Efficient gas well interconnection, along with gas collection and processing systems has evolved. CSM field expertise has also been developed to deal with water removed from the coal seams, where they sit below the watertable.
In many cases, water pumped out to lower formation pressure and stimulate gas flow, is suitable for animal use and in some cases, companies are using reverse-osmosis technology to purify water for domestic use in nearby towns.
Excess water is then stored in evaporation ponds, where forced evaporation sprinkler systems are employed. Longer term, the industry faces an issue with salt being brought to the surface and deposited in evaporation ponds.
The industry is now dominated by larger companies, which control the premium CSM addresses in Queensland within the Bowen, Surat and Clarence Moreton basins, which combined are estimated to hold potential for 70 trillion cubic feet (Tcf) of gas reserves.
Origin and AGL are major utilities and Origin has upstream activities in oil and gas.
The companies are in a strong position to convert gas reserves into power, improving margins on both operations and Origin has a JV with oil major, ConocoPhillips to develop an LNG outlet. BG is a recent arrival.
The company is a major producer of LNG and distributor of gas, but has more re-gasification and distribution capacity than LNG production capacity, so it is seeking to match LNG production with its handling capacity globally.
Santos is in the mix as it works to defend its domestic gas business and has recently moved downstream to develop merchant power production capacity. The company is partnering with Petronas on a proposed CSM/LNG project in Gladstone.
Arrow is a leader in the CSM field and it is now taking its expertise to India, Vietnam, China and Indonesia, with the support of Shell. Arrow is in a domestic JV with Shell and LNG Ltd and its partner, Norwegian LNG shipping company Golar, to develop a 1.5mt/year LNG facility.
Metgasco operates in the technically more challenging Clarence Morton and Gunnedah Basin of northern NSW, as does Eastern Star, which managed to discover gas in a conventional trap, even though the gas may have migrated from nearby coal measures.
Coal seams in northern NSW appear to respond well to horizontal well completions, since the coal has low permeability and directional fracturing.
Beach has indicated that the price is right for it to withdraw from CSM and may sell its interests to a better-positioned participant in order to focus on conventional oil and gas activities.

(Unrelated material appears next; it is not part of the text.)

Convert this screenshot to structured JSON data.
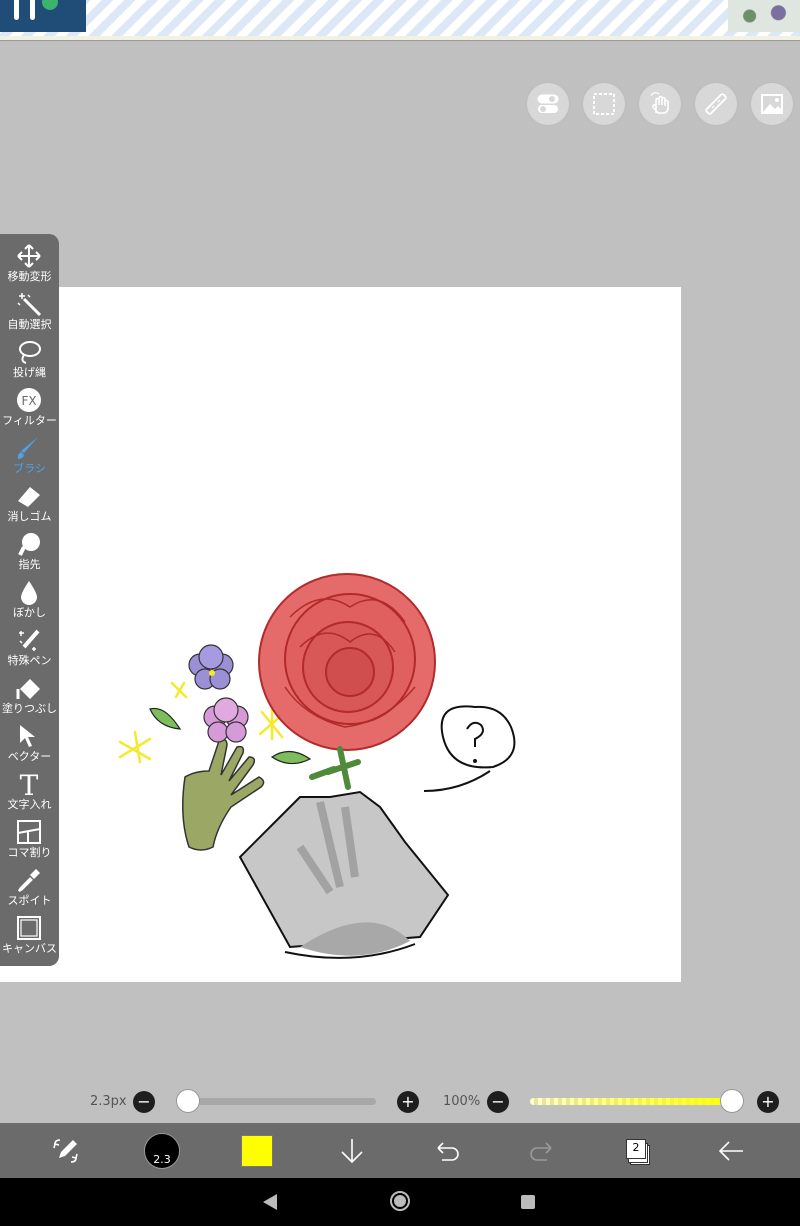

Beach concludes that, without long-term access to an LNG processing facility, its CSM will remain low value. European Gas is working with CSM from old coal mining areas of France and Italy, while Molopo has sold out of most of its Australian permits and now has interests in Canada, China and South Africa.
Recent arrivals, Vicpet and Bow are in joint venture on an area with interest to BG, which has become the largest shareholder in Vicpet. BG is likely to focus its attention on areas it controls 100 per cent and will most likely be content to hold a blocking stake in Vicpet, so that the reserves it proves up can not be used elsewhere, without its approval.
Growth is likely in the major CSM participants and value will expand once plans for LNG facilities are finalised and funded.
Smaller companies and those without access to export capabilities may find that they are overvalued in the market. Beach may have recognised that, without a connection to any of the new LNG processing facilities, it may be unlikely to achieve higher margin gas sales to the LNG market.
Likewise, smaller players may have difficulty achieving higher margins for their CSM.
Operators in NSW have already begun discussing the potential for an LNG facility in Newcastle, which would be of interest to eastern Star and to AGL, with its expanded interests in the Hunter Valley, post its takeover of Sydney Gas.
Without that access to global markets, purchased at the cost of building an LNG facility, domestic CSM suppliers will be hostage to local gas price dynamics.
n Peter Strachan is the author of subscription-based analyst brief StockAnalysis, further information can be found at Stockanalysis.com.au